• [DATA IN THIS EXERCISE]:

--- START ---

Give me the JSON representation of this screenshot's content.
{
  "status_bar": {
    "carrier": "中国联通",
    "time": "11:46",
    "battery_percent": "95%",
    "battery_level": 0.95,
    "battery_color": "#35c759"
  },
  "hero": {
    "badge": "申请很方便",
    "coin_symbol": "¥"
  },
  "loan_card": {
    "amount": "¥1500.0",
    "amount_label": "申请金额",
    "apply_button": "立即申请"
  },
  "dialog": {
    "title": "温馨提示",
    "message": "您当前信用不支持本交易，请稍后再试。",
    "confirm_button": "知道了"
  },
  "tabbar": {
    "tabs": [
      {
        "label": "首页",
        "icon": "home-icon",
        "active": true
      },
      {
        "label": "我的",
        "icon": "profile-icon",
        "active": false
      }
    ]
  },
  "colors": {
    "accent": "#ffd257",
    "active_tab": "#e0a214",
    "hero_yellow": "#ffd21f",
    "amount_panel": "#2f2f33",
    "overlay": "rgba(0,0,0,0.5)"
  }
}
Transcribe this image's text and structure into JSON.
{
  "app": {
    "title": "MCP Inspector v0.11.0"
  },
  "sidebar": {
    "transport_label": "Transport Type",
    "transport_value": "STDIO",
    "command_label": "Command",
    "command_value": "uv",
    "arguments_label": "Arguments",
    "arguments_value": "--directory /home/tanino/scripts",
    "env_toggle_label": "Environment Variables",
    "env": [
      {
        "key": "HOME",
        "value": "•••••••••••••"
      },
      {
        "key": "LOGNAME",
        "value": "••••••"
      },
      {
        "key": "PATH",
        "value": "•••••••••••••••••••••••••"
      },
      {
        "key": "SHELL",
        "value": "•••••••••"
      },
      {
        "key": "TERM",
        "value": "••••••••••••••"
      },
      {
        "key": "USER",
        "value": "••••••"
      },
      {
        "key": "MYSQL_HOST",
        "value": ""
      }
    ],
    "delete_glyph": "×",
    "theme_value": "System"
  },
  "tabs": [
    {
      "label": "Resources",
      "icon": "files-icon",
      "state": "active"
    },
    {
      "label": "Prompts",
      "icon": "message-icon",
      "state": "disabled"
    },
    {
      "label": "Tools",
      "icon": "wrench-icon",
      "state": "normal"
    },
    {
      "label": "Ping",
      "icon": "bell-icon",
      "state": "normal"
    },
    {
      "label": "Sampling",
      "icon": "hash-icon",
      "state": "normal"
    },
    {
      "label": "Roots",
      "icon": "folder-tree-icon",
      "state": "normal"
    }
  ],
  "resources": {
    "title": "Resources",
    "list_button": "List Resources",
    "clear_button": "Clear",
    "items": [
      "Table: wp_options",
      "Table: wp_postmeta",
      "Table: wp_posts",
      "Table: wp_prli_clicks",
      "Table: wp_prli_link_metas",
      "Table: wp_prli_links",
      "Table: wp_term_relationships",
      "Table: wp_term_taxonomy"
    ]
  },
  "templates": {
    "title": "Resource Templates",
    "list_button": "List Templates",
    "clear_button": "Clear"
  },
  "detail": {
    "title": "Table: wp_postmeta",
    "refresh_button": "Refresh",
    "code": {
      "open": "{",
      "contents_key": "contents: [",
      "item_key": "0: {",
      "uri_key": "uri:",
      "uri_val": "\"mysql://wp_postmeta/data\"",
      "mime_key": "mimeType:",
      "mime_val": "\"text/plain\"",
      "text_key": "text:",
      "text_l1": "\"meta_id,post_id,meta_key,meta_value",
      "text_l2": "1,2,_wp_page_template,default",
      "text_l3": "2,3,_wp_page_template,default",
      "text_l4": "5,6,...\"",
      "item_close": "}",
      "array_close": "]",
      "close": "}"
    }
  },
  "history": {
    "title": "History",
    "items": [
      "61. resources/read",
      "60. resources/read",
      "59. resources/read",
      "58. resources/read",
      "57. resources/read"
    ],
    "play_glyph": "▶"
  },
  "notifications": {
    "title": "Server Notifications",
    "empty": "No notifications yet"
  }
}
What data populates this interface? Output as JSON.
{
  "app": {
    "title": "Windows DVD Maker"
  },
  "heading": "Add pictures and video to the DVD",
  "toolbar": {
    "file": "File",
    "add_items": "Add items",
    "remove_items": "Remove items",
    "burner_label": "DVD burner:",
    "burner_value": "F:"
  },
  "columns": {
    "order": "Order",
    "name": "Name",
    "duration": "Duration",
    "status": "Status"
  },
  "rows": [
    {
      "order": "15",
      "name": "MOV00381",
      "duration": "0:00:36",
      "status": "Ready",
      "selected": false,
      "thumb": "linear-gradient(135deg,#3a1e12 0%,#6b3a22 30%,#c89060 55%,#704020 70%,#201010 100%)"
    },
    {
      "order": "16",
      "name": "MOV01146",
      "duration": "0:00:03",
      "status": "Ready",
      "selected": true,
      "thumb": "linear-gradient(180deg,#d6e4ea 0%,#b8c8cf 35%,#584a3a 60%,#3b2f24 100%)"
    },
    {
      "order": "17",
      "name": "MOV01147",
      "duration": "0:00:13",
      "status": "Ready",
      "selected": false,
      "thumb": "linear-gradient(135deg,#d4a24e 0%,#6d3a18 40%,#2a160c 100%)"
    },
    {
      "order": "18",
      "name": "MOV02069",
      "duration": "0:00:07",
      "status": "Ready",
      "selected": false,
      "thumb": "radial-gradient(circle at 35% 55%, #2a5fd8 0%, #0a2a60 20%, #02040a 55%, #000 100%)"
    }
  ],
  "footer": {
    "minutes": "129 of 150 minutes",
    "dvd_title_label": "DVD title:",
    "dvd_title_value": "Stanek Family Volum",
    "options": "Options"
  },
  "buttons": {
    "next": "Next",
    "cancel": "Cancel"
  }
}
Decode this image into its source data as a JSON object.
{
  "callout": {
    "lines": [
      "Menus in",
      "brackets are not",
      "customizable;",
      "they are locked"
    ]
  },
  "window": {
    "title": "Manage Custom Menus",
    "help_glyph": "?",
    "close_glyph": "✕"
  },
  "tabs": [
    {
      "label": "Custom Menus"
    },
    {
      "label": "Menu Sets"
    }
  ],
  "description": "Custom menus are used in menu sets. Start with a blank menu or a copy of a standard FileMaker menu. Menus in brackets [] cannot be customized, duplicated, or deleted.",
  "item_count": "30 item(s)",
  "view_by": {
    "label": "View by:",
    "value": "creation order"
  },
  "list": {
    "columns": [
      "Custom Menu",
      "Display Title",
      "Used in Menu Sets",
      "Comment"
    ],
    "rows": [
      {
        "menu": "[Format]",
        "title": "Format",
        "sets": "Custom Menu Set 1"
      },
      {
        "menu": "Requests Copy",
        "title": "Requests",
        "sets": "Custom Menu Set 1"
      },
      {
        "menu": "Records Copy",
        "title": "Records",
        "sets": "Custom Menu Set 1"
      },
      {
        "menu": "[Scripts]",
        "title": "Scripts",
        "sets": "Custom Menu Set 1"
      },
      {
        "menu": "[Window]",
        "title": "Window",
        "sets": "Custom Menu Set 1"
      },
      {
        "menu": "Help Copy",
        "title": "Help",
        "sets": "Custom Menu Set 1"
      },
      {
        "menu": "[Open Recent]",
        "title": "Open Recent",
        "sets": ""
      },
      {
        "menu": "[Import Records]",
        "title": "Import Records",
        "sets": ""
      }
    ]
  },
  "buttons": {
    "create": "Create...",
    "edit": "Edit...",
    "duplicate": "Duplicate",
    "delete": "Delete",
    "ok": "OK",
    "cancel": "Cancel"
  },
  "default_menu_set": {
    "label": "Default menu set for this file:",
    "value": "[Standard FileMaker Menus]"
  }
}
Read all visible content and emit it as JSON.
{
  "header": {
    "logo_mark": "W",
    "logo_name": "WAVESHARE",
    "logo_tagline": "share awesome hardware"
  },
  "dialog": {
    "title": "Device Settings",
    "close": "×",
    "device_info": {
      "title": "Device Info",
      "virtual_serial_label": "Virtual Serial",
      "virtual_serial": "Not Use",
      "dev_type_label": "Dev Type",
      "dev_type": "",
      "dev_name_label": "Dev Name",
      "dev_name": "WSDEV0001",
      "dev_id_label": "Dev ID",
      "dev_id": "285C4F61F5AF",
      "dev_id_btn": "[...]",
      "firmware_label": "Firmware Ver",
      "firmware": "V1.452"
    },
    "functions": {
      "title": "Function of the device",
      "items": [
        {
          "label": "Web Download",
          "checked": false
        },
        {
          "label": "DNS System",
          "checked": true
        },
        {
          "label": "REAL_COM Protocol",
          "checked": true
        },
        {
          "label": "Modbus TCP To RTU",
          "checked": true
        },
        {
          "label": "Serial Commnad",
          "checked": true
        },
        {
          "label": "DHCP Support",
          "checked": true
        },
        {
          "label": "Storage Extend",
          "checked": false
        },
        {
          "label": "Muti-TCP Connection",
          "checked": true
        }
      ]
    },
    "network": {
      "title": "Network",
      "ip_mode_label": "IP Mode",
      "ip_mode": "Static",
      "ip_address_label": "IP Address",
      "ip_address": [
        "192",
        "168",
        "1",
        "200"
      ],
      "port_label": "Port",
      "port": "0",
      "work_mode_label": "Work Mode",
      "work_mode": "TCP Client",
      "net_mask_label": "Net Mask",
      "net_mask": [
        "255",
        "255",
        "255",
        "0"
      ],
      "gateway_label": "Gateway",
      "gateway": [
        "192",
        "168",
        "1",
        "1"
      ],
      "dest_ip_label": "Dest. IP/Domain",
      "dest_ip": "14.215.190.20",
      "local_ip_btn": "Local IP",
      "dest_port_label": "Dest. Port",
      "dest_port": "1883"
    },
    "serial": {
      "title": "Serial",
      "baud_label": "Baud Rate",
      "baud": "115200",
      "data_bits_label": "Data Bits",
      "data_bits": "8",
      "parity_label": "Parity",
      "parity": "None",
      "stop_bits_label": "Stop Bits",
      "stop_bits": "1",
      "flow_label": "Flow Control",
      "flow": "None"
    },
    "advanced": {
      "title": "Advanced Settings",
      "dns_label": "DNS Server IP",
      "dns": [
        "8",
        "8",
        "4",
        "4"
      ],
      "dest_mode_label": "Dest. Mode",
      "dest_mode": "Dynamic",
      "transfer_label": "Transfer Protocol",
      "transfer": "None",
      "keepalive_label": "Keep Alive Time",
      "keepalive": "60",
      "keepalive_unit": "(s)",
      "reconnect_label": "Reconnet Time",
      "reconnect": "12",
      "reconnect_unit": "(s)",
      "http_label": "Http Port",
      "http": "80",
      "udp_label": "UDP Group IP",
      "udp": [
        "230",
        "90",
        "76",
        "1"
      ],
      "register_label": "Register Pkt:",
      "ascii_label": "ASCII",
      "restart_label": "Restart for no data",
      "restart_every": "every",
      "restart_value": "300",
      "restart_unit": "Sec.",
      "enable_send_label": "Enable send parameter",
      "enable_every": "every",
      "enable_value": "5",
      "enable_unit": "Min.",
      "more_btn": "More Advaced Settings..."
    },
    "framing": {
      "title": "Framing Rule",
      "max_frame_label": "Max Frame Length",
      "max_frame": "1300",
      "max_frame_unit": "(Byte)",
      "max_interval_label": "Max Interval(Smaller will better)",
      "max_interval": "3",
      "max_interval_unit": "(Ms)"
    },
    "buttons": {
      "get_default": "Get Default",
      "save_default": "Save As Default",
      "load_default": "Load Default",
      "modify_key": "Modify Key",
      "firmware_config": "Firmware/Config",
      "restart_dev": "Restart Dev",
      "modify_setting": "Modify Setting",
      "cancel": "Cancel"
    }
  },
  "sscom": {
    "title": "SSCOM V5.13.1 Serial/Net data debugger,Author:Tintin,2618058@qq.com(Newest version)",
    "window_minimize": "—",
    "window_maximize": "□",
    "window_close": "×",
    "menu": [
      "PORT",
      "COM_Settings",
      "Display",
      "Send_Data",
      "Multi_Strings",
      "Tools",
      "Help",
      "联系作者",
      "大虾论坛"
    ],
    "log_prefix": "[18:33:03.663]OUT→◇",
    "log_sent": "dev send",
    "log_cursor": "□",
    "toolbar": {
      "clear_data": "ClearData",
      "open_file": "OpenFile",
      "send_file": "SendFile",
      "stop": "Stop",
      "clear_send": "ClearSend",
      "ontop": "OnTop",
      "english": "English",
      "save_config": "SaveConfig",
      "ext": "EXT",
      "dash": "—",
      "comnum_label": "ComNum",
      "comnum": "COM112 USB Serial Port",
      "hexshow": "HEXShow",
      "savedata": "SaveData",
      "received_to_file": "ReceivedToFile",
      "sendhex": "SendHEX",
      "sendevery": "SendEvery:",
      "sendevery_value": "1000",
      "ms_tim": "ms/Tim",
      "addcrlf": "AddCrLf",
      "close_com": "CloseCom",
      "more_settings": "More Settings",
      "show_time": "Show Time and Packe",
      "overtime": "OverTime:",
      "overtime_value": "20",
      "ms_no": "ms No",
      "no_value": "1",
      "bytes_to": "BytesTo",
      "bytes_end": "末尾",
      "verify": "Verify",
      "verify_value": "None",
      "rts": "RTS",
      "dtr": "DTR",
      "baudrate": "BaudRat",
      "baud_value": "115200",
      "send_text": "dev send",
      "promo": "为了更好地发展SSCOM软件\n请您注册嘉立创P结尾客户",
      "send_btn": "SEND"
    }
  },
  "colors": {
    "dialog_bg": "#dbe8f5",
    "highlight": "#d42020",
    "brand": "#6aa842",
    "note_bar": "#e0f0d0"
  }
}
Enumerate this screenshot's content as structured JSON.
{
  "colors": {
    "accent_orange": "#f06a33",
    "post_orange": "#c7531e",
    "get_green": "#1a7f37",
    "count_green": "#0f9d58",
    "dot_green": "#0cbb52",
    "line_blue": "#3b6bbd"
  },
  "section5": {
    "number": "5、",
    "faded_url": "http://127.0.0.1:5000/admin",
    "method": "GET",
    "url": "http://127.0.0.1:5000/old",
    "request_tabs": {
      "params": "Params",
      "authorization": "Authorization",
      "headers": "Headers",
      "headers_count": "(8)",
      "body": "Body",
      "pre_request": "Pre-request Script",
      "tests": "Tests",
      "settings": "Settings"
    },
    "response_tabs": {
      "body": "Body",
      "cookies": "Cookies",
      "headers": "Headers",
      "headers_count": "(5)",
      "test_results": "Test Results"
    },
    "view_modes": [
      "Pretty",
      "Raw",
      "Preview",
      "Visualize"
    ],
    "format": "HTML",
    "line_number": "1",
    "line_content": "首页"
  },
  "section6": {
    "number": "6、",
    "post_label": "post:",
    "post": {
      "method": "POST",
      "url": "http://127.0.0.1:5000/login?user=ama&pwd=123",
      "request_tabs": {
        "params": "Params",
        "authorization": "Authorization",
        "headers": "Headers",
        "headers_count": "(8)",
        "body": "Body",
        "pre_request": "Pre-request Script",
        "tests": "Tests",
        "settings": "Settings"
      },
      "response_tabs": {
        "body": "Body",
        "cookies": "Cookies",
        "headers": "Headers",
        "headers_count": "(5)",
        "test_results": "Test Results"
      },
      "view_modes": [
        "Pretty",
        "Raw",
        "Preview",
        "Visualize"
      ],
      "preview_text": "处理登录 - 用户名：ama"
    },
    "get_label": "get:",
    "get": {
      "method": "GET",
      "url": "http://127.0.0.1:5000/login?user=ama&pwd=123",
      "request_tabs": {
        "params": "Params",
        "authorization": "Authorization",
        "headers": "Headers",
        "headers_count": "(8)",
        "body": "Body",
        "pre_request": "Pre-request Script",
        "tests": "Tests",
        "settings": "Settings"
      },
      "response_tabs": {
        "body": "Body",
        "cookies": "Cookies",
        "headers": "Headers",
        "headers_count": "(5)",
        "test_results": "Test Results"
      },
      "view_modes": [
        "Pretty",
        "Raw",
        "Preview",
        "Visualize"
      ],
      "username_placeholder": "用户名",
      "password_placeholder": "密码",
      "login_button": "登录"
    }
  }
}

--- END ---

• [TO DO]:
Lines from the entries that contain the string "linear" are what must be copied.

• [COMPLETED TASK]:
      "thumb": "linear-gradient(135deg,#3a1e12 0%,#6b3a22 30%,#c89060 55%,#704020 70%,#201010 100%)"
      "thumb": "linear-gradient(180deg,#d6e4ea 0%,#b8c8cf 35%,#584a3a 60%,#3b2f24 100%)"
      "thumb": "linear-gradient(135deg,#d4a24e 0%,#6d3a18 40%,#2a160c 100%)"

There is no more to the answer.